“The regional comprehensive plan is intended to address facilities or resources that affect more than one jurisdiction and to provide economic, population, and land-use forecasts to guide local planning, so that local plans and planning decisions are made with a set of common assumptions.” (APA, 2006)

Typical Plan Elements: 
Plan assumptions and relation to state and local plans | Population trends and projections | Regional economy | Existing land use | Transportation system | Regional housing trends and needs | Community facilities and services | 

Natural features and cultural assets | Agricultural lands | Natural hazards | Regional density study | Public Involvement | Urban growth areas | Regional growth policy | Implementation strategies

Additional Plan Elements for Sustainability: 
Climate Mitigation and Adaptation Strategies | Energy Plan | Natural Resources Management Plan | Systematic monitoring of Sustainability Indicators | Food Security (APA 2011)

Questions:   

  • What are the existing planning agencies or departments that should be responsible for producing the additional comprehensive plan elements for sustainability?
  • How are projects at this scale linked to community goals or projects, as well as state and federal goals? 
  • How are projects at this scale connected to research findings or specific policies (state or federal)? 

MAP COMPONENTS 

The map may include the following: 
Location of urban growth boundaries | Existing and proposed transportation | Public facilities and utilities of regional significance | Areas of critical concern | Natural hazard areas | Urban and rural growth centers.

Additional Map Components for Sustainability:
Digital / Virtual interactive version of map | Smart growth areas  

Questions:  

  • Should smart growth areas be identified? 
  • Should growth be encouraged in certain areas and not in others?
  • Are there stakeholder groups, or certain issues, that tend to be overlooked in projects at this scale?

IMPLEMENTATION STRATEGIES 

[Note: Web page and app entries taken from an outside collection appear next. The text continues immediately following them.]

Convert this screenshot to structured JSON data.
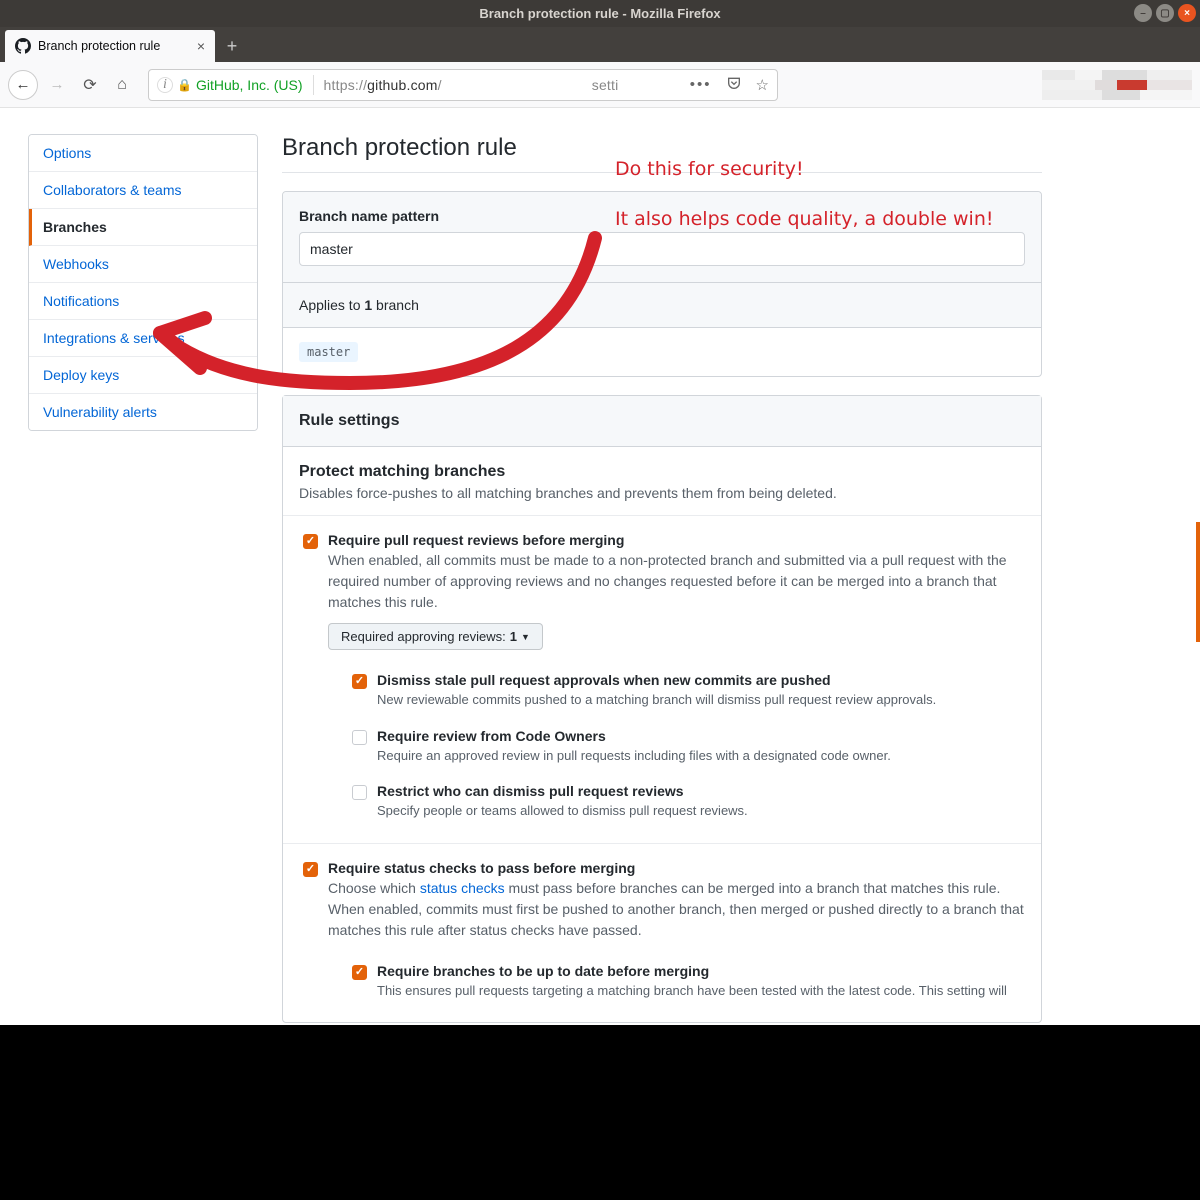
{
  "window": {
    "title": "Branch protection rule - Mozilla Firefox"
  },
  "tab": {
    "title": "Branch protection rule"
  },
  "urlbar": {
    "identity": "GitHub, Inc. (US)",
    "scheme": "https://",
    "host": "github.com",
    "path_hint": "setti"
  },
  "annotations": {
    "line1": "Do this for security!",
    "line2": "It also helps code quality, a double win!"
  },
  "sidenav": {
    "items": [
      {
        "label": "Options"
      },
      {
        "label": "Collaborators & teams"
      },
      {
        "label": "Branches",
        "active": true
      },
      {
        "label": "Webhooks"
      },
      {
        "label": "Notifications"
      },
      {
        "label": "Integrations & services"
      },
      {
        "label": "Deploy keys"
      },
      {
        "label": "Vulnerability alerts"
      }
    ]
  },
  "page_title": "Branch protection rule",
  "pattern": {
    "label": "Branch name pattern",
    "value": "master",
    "applies_pre": "Applies to ",
    "applies_count": "1",
    "applies_post": " branch",
    "chip": "master"
  },
  "rule_settings": {
    "heading": "Rule settings",
    "protect": {
      "title": "Protect matching branches",
      "desc": "Disables force-pushes to all matching branches and prevents them from being deleted."
    },
    "rules": [
      {
        "checked": true,
        "title": "Require pull request reviews before merging",
        "desc": "When enabled, all commits must be made to a non-protected branch and submitted via a pull request with the required number of approving reviews and no changes requested before it can be merged into a branch that matches this rule.",
        "dropdown_label": "Required approving reviews: ",
        "dropdown_value": "1",
        "subrules": [
          {
            "checked": true,
            "title": "Dismiss stale pull request approvals when new commits are pushed",
            "desc": "New reviewable commits pushed to a matching branch will dismiss pull request review approvals."
          },
          {
            "checked": false,
            "title": "Require review from Code Owners",
            "desc": "Require an approved review in pull requests including files with a designated code owner."
          },
          {
            "checked": false,
            "title": "Restrict who can dismiss pull request reviews",
            "desc": "Specify people or teams allowed to dismiss pull request reviews."
          }
        ]
      },
      {
        "checked": true,
        "title": "Require status checks to pass before merging",
        "desc_pre": "Choose which ",
        "desc_link": "status checks",
        "desc_post": " must pass before branches can be merged into a branch that matches this rule. When enabled, commits must first be pushed to another branch, then merged or pushed directly to a branch that matches this rule after status checks have passed.",
        "subrules": [
          {
            "checked": true,
            "title": "Require branches to be up to date before merging",
            "desc": "This ensures pull requests targeting a matching branch have been tested with the latest code. This setting will"
          }
        ]
      }
    ]
  }
}
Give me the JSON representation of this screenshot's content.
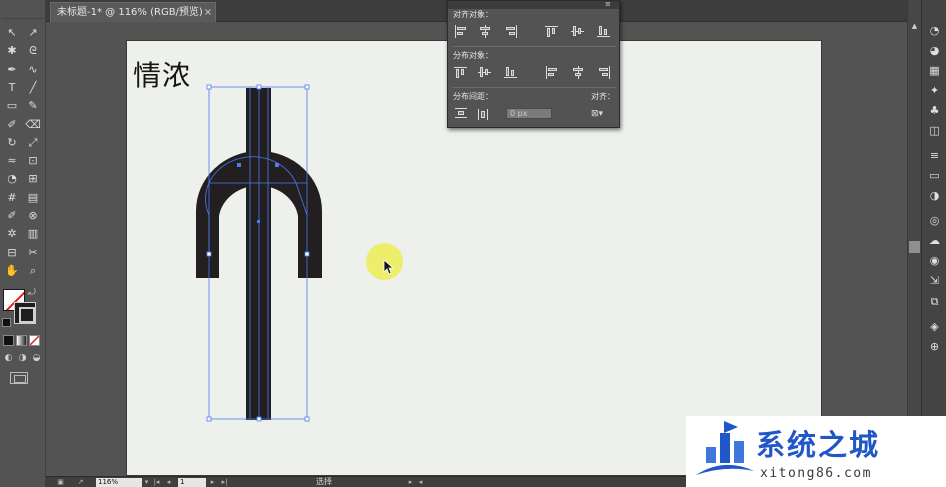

The implementation strategies may consist of the following sections: 
An implementation schedule (short, mid and long term) | Development criteria (form based vs land based codes) | Monitoring and Evaluation (Performance metrics) | Coordination (Public private partnership, Vertical integration) | Legislative changes (local and state policy to support plan components)

Additional Implementation Elements for Sustainability: 
Plan Update policy | Sustainability Indicators | Continued public involvement | Digital / Virtual planning strategy | Heightened attention to influencing development decisions | Willingness to act on scientific evidence | Creativity and flexibility in implementing goals (APA 2011) 

Questions:  

  • What strategies should be used to compensate for lack of land use controls in the city of Houston?
  • Taking into account the discussions today, how might regional (multi-county, multi-state) projects contribute to ongoing effort to create a sustainable Houston metropolitan region? 
  • What does that look like?

REFERENCES  

  1. APA (2006). Planning and Urban Design Standards. J. Wiley & Sons, Inc.. Hoboken, NJ.
  2. APA (2011). Sustaining Places: The Role of the Comprehensive Plan, Draft. American Planning Association. Washington, DC.
  3. Census (2010). State and County Quickfacts. http://quickfacts.census.gov. accessed Tuesday, January 17, 2012.
  4. SANDAG (2008). Smart Growth Concept Map. www.sandag.org. accessed Tuesday, January 17, 2012.